Activity
All lines holding the word "this" should be located in the records and copied.

Component data from apps and pages:
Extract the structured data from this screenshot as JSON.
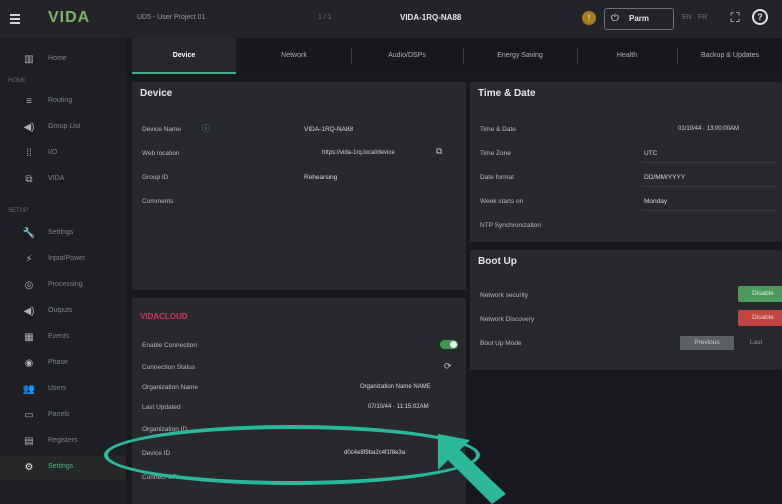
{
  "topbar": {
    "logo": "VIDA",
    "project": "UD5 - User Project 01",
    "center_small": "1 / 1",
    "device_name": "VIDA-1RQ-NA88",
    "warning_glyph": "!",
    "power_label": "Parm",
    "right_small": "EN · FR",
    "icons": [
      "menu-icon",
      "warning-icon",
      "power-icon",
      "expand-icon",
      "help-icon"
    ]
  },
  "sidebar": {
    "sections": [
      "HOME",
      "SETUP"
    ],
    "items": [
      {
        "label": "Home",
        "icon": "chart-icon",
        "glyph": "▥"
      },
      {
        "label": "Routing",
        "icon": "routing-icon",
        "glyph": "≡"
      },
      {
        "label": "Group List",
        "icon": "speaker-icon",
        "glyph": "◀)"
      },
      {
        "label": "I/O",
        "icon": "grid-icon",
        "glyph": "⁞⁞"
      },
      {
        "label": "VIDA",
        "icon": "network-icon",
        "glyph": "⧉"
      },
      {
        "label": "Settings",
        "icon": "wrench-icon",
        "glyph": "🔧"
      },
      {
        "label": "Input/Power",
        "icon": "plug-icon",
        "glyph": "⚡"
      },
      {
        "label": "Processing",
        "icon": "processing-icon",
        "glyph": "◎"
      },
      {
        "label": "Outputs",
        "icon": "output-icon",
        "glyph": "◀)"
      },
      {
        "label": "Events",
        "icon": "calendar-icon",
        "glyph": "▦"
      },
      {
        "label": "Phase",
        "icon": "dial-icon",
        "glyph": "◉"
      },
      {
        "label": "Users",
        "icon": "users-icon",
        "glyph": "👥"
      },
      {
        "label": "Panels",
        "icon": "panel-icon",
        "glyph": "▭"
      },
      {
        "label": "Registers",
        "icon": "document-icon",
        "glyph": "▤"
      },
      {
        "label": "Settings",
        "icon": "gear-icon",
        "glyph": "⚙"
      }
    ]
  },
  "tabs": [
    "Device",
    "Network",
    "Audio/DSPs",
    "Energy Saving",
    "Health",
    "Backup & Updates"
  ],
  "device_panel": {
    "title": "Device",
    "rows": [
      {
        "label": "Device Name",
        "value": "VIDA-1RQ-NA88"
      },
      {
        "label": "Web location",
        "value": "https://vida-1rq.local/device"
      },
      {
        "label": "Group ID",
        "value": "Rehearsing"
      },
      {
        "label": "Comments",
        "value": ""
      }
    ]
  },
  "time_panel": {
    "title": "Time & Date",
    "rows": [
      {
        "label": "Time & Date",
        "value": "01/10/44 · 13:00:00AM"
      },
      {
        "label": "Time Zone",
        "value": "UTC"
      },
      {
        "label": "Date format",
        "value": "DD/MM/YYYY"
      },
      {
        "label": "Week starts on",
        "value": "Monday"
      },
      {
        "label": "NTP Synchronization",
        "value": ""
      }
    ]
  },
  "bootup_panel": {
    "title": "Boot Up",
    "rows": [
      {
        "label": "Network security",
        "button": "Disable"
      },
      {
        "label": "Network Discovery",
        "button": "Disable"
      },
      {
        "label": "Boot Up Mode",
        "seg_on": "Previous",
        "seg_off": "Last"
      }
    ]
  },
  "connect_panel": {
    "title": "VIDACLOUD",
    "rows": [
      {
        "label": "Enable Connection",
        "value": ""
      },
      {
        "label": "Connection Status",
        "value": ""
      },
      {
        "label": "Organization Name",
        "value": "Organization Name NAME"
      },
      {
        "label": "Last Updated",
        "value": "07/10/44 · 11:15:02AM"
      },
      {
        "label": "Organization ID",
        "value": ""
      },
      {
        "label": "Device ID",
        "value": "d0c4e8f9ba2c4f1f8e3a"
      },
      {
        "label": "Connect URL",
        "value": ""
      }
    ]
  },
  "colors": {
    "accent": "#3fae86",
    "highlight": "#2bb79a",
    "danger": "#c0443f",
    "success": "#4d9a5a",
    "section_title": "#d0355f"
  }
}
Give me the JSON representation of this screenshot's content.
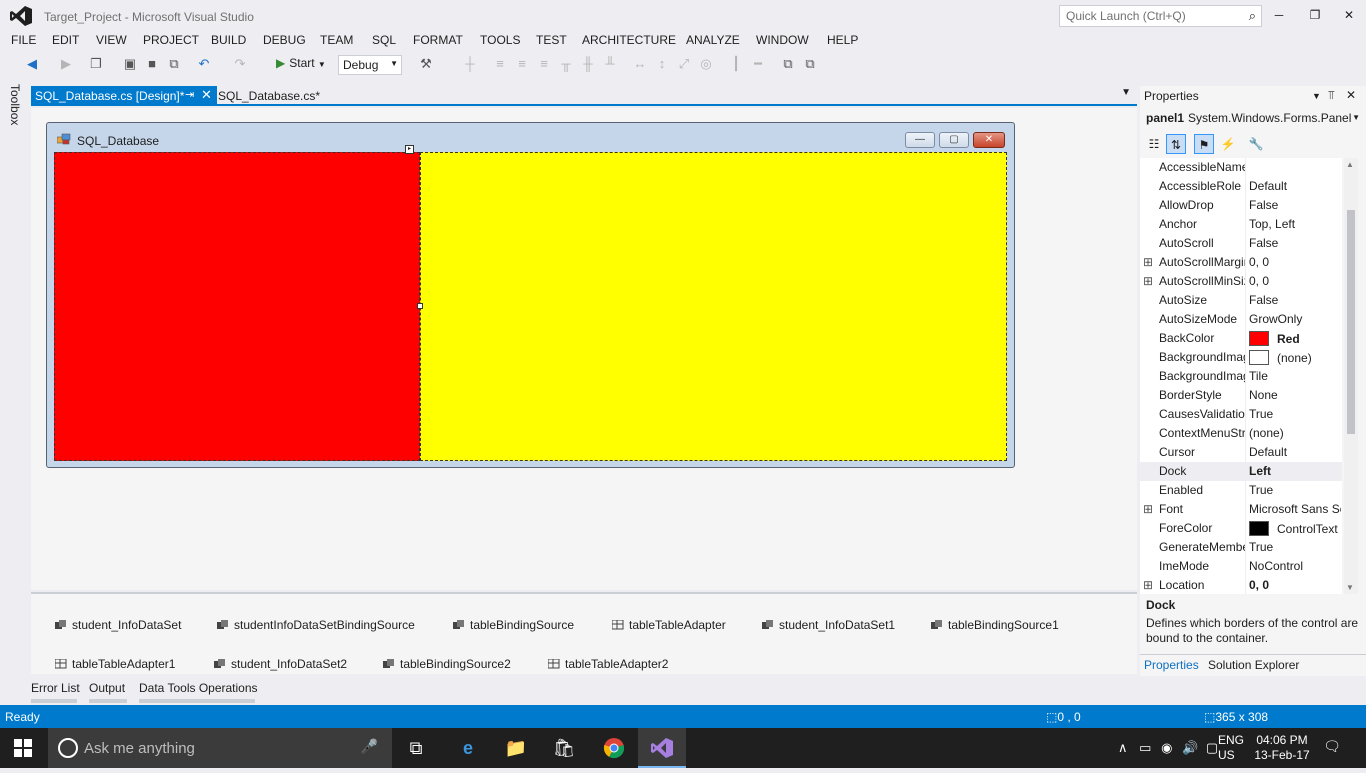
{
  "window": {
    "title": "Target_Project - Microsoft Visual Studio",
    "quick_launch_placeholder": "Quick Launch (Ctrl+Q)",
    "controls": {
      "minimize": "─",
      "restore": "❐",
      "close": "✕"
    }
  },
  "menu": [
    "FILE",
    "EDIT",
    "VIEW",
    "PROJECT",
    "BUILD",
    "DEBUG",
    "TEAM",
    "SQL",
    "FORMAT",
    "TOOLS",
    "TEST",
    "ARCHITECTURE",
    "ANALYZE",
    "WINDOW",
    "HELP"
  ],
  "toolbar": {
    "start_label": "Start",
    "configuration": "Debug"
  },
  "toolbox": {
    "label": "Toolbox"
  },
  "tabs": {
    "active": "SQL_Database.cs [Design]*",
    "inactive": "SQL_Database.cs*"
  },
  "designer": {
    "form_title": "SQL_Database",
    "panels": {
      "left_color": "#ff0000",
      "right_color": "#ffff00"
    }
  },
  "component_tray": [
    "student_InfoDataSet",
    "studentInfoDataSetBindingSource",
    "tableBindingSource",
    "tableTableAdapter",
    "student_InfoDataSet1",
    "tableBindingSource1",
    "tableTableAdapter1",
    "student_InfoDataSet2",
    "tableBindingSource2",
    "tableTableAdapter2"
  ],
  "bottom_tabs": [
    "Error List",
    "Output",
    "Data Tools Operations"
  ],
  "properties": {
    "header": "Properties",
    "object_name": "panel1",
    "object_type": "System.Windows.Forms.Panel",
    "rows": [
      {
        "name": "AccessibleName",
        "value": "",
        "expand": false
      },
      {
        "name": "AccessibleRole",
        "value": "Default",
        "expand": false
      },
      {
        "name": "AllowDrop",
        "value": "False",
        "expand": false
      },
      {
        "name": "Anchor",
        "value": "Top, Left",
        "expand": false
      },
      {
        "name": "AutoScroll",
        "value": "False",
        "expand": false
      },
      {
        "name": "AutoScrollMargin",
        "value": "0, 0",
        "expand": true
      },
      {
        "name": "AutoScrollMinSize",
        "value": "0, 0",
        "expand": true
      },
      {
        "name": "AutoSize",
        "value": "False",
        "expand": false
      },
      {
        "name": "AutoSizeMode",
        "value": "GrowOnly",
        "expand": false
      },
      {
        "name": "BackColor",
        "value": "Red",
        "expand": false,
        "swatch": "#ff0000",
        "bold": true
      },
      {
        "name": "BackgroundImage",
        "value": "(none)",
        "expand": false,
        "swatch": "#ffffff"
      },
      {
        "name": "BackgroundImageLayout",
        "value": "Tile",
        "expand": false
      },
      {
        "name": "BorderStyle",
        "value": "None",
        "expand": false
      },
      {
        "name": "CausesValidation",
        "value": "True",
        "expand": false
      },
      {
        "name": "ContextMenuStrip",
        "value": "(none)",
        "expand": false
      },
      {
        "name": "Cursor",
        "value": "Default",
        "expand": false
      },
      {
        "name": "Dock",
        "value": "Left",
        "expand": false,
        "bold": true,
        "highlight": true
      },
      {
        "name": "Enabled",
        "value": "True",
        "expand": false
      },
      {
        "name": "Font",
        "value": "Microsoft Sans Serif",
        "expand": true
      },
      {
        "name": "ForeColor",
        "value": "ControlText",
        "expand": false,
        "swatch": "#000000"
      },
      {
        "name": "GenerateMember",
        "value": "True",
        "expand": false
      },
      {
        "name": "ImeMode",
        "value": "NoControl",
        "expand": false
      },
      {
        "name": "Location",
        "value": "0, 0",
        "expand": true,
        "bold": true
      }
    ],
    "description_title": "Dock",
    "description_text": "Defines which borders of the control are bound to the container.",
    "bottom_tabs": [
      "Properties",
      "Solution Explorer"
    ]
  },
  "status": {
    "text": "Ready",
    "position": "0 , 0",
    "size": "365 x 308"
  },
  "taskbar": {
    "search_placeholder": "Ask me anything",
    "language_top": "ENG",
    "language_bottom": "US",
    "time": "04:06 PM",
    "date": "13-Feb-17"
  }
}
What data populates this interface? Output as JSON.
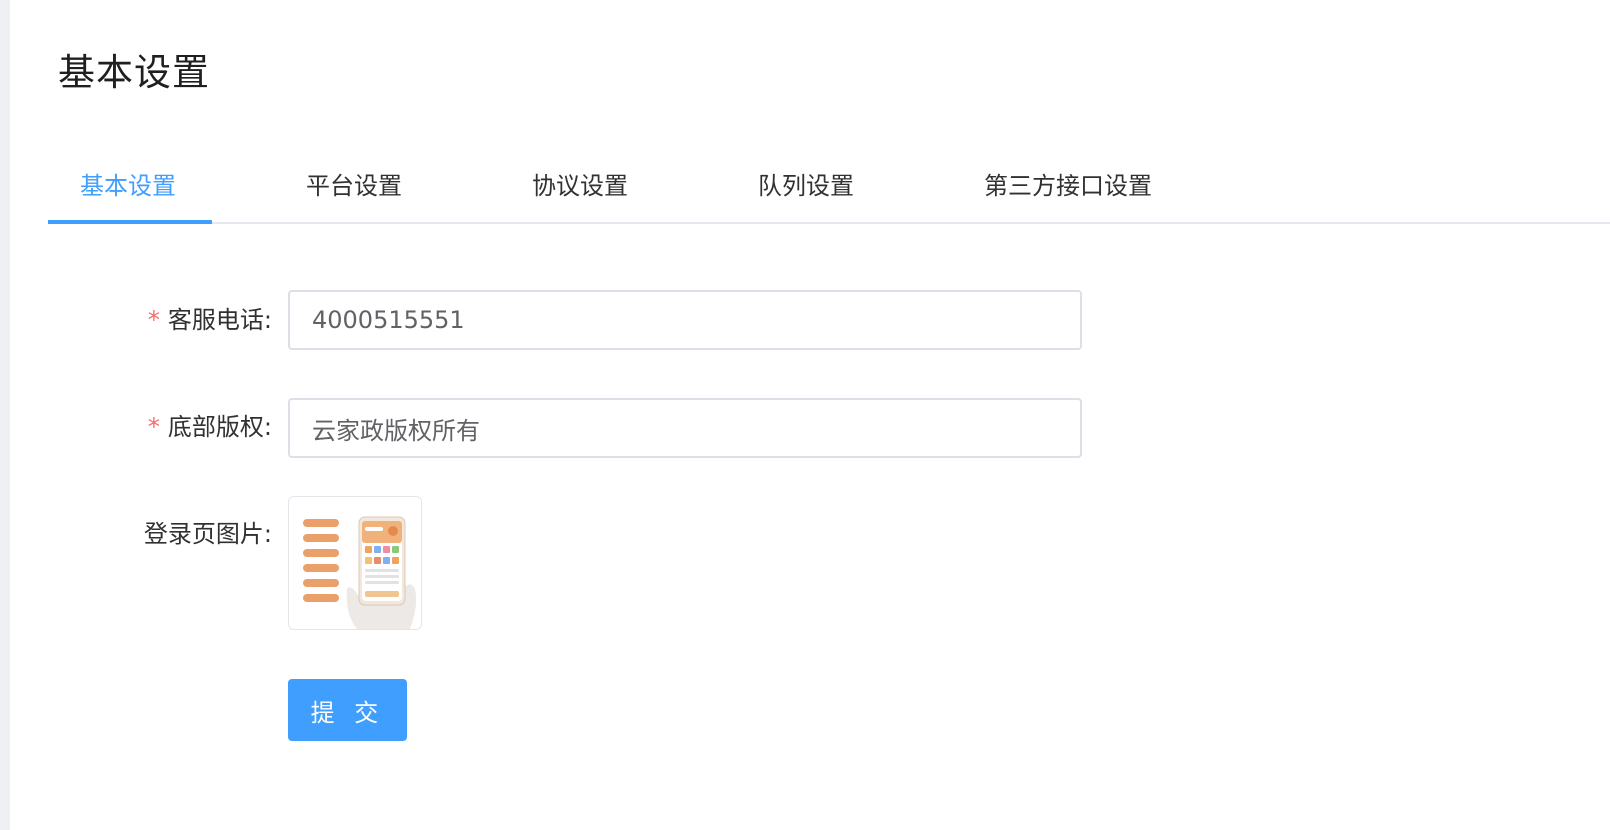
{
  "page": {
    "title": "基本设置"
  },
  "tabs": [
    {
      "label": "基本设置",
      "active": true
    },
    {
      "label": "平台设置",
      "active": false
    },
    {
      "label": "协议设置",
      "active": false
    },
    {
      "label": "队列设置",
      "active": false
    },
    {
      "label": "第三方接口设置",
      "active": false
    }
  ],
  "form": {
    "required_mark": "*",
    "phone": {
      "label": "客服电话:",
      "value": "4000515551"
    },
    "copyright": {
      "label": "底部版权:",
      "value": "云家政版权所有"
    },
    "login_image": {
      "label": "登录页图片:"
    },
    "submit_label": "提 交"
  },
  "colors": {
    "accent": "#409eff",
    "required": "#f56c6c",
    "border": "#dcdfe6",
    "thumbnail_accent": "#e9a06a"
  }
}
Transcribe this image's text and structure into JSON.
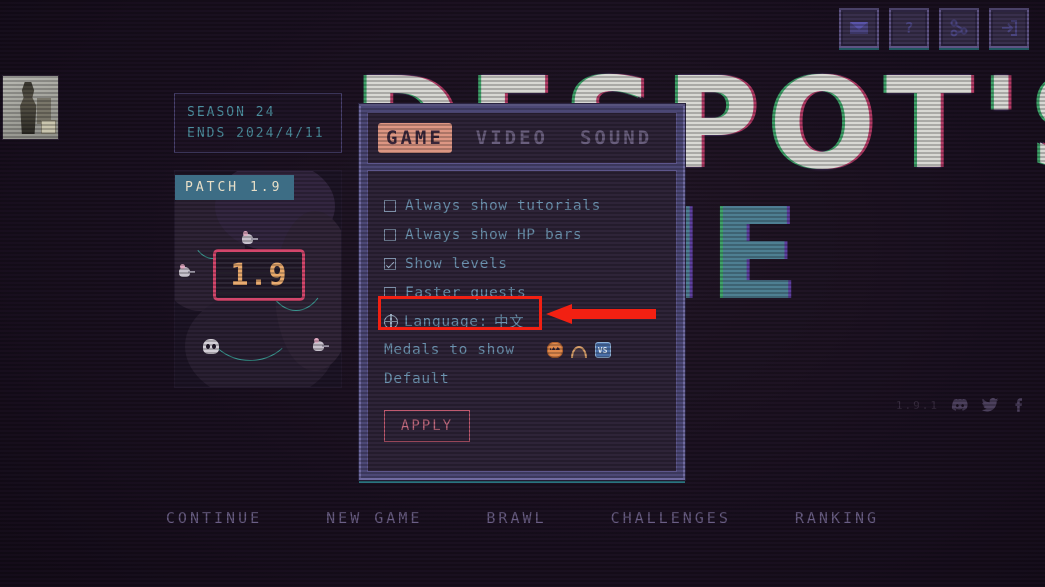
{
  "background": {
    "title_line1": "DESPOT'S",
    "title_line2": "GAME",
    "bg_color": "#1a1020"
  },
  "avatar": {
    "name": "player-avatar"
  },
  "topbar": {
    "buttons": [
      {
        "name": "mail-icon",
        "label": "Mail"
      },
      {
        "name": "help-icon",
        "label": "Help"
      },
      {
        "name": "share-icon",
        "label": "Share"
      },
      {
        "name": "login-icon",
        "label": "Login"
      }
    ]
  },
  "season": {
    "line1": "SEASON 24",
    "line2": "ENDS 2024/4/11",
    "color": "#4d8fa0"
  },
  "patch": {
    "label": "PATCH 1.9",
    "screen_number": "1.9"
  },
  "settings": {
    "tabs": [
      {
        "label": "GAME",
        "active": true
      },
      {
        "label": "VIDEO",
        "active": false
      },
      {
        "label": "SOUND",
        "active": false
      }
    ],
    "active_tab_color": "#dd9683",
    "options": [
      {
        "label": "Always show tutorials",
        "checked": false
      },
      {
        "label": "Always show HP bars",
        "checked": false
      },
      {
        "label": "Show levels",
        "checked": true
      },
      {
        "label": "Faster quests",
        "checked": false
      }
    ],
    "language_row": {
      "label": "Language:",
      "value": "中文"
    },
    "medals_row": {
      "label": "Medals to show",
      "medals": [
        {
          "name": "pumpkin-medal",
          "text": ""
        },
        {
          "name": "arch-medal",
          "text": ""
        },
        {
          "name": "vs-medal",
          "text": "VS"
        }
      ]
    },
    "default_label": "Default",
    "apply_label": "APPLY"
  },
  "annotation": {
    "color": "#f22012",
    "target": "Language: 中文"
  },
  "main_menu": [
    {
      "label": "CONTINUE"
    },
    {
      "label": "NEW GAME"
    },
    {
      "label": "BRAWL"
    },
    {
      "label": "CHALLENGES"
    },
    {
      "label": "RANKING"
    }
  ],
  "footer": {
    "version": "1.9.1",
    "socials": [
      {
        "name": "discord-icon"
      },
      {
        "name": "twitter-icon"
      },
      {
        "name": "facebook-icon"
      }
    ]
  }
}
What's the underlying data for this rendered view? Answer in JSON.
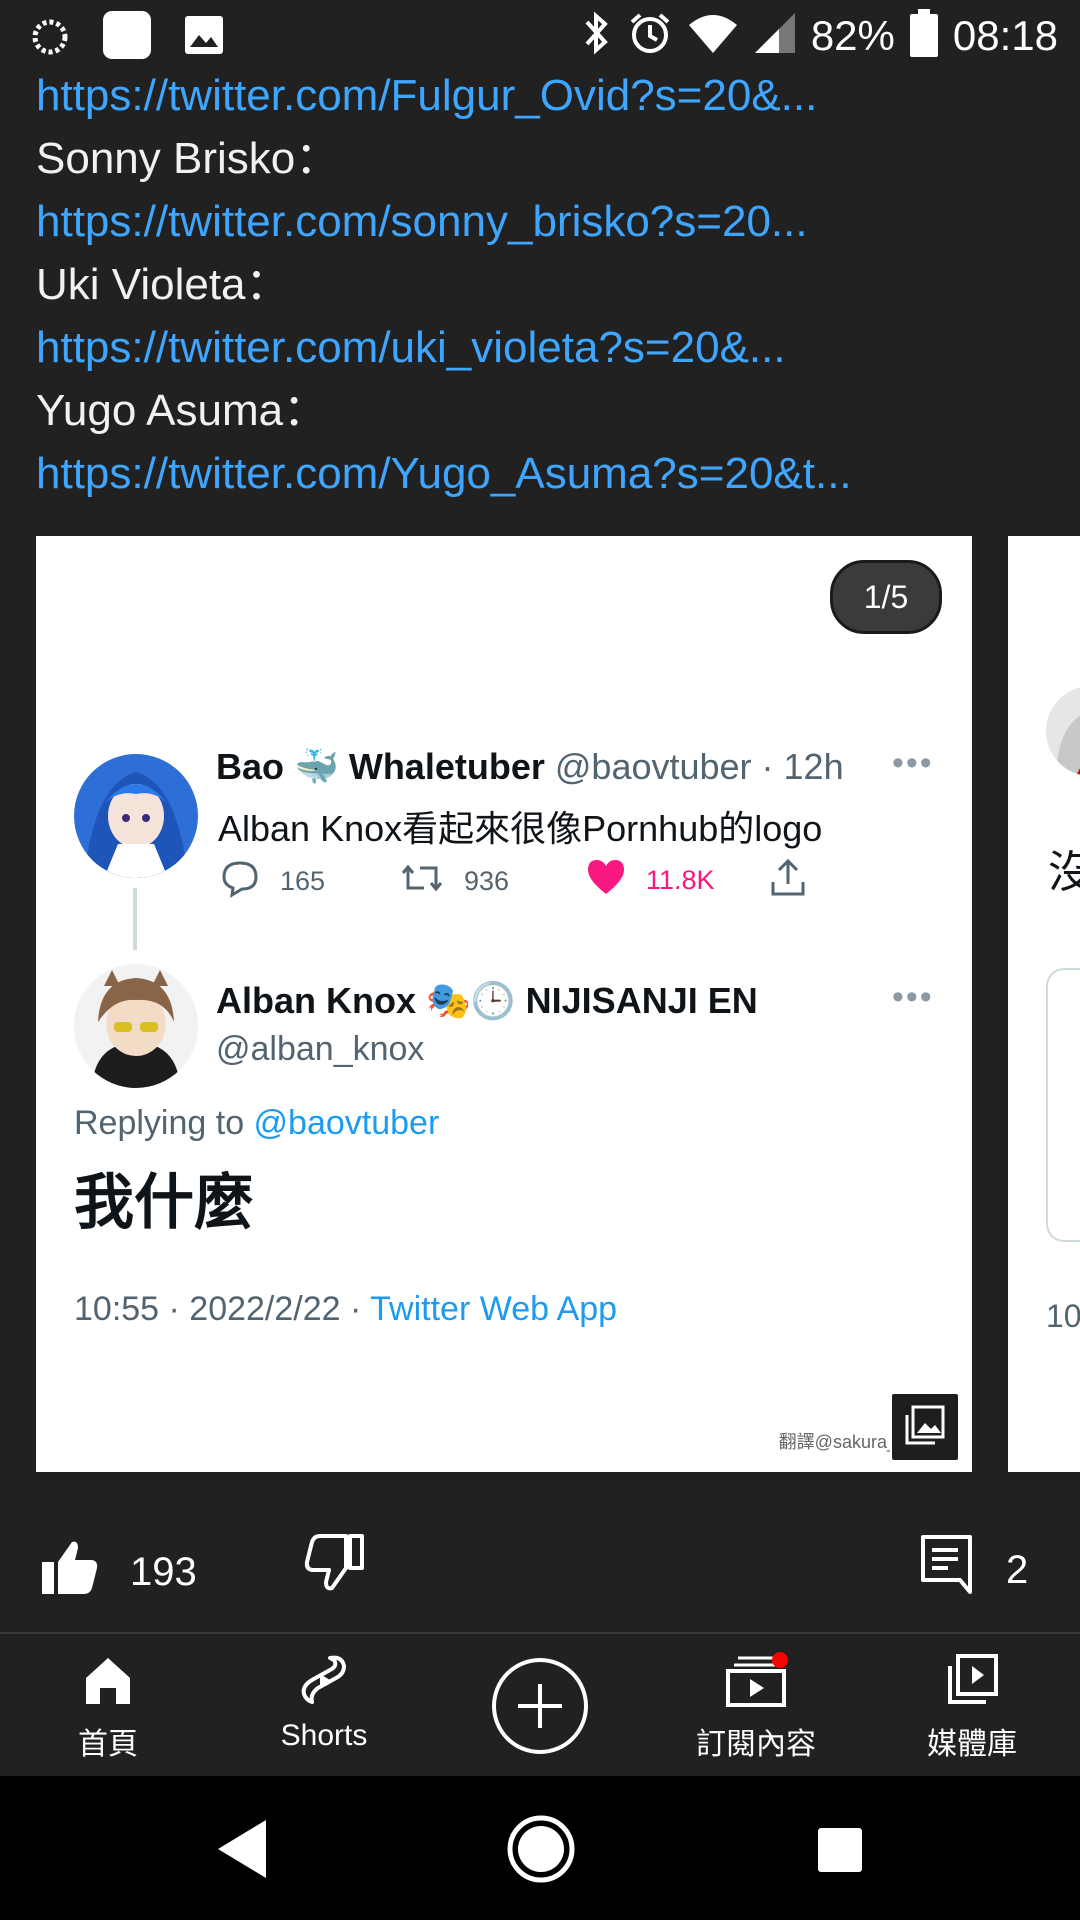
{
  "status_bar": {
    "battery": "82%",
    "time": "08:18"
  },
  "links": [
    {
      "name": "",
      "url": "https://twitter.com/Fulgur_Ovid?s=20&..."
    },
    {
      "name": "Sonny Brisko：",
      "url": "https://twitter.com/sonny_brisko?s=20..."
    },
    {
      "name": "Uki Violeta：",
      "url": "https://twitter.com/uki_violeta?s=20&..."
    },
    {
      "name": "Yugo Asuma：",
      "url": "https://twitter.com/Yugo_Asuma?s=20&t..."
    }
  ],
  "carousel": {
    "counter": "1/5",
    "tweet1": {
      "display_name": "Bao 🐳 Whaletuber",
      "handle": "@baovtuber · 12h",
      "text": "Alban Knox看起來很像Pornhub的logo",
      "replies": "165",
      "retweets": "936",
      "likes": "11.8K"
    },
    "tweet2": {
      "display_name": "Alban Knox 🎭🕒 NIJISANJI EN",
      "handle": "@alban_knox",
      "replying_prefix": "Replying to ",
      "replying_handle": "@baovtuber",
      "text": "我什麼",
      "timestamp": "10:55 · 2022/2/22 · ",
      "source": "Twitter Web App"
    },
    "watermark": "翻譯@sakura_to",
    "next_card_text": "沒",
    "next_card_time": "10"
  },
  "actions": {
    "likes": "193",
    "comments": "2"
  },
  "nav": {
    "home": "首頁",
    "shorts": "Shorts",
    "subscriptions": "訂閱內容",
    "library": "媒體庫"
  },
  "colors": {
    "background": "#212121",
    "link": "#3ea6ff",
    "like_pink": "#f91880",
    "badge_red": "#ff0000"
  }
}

Response area
Extract the structured data from this screenshot as JSON.
Give me the JSON representation of this screenshot's content.
What data populates this interface? Output as JSON.
Transcribe this image's text and structure into JSON.
What's the underlying data for this rendered view? Answer in JSON.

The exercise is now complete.